■ RECORD EXCERPTS:
━━━━━━

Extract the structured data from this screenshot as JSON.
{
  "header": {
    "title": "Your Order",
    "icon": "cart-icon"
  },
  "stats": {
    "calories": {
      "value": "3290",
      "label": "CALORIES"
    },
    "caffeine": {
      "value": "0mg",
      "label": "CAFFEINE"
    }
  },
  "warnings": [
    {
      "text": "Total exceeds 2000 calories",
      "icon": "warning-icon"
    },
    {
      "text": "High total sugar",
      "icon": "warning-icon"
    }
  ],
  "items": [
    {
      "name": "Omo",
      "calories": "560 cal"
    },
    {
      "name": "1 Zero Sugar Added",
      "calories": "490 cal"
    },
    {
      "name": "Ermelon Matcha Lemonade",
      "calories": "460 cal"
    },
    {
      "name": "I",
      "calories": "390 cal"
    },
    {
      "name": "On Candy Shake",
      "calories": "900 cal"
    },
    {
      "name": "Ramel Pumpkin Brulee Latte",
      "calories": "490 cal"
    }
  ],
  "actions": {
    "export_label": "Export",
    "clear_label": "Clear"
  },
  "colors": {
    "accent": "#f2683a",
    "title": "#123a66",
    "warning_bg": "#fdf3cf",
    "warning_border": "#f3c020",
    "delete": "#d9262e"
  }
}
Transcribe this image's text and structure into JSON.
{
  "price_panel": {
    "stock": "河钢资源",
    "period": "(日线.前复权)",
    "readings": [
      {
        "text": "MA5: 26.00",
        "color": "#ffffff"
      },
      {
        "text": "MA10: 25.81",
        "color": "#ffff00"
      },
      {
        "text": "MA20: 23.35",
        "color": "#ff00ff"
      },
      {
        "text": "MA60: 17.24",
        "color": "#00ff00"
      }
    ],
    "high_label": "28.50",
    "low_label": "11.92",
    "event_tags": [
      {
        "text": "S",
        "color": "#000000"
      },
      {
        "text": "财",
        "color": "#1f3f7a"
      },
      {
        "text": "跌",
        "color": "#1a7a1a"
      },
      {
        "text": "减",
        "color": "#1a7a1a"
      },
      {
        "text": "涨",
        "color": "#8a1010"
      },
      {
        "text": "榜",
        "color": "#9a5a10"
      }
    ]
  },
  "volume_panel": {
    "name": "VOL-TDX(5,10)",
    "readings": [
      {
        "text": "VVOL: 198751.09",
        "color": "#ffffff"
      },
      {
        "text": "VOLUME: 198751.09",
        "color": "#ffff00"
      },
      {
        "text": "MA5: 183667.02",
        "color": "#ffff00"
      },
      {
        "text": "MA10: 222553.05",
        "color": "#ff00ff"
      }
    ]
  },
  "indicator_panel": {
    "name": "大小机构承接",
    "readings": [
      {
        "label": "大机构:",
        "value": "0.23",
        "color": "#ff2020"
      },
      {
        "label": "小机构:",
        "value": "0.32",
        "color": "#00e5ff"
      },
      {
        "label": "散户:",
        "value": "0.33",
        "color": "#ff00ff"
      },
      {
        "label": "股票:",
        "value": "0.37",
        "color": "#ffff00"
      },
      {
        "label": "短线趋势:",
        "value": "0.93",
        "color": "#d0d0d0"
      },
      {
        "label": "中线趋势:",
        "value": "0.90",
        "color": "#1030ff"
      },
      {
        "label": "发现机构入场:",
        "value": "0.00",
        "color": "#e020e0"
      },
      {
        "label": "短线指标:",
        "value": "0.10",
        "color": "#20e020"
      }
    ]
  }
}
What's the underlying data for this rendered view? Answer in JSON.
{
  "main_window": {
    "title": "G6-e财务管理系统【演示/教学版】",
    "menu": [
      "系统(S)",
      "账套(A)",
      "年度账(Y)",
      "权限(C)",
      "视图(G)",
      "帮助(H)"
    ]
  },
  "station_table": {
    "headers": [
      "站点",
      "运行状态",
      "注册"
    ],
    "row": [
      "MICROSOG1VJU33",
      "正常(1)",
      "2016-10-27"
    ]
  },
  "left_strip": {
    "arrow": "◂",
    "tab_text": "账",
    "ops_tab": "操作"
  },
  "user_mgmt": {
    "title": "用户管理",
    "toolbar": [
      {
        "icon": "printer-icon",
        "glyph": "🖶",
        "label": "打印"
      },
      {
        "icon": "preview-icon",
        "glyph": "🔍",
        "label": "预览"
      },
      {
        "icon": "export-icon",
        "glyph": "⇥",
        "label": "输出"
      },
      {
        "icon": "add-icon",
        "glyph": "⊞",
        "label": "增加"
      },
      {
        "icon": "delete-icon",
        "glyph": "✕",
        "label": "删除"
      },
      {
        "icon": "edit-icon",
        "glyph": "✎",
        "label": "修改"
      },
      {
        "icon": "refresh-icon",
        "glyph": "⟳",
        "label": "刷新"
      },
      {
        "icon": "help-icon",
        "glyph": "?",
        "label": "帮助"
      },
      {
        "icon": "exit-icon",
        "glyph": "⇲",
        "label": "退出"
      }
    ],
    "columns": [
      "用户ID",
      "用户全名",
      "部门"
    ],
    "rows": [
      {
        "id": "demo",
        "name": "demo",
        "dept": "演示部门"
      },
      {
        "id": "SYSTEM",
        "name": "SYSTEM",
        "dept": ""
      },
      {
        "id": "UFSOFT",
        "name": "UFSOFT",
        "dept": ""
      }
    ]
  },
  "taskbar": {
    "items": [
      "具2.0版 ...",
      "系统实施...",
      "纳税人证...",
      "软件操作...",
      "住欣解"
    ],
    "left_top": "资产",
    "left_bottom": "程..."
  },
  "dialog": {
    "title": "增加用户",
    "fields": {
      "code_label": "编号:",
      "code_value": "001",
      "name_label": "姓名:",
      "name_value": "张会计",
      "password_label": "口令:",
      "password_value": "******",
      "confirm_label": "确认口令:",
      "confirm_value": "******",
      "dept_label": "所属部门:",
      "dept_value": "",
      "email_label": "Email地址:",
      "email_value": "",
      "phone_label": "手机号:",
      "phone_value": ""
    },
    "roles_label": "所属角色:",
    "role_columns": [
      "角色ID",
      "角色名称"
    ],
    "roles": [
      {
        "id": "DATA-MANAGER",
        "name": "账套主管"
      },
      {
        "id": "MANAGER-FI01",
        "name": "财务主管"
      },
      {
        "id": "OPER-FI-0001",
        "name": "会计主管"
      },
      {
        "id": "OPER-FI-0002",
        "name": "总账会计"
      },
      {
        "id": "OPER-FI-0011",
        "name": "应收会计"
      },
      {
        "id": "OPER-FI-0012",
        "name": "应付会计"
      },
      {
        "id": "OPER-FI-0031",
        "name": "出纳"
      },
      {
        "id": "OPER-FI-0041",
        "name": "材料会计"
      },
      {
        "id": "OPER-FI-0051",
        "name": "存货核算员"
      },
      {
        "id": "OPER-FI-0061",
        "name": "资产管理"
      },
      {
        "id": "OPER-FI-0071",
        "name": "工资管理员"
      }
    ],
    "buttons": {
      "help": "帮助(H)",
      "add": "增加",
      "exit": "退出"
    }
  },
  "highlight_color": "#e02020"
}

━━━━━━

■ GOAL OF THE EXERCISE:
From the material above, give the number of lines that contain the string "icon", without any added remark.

■ ANSWER TO THE PROBLEM:
12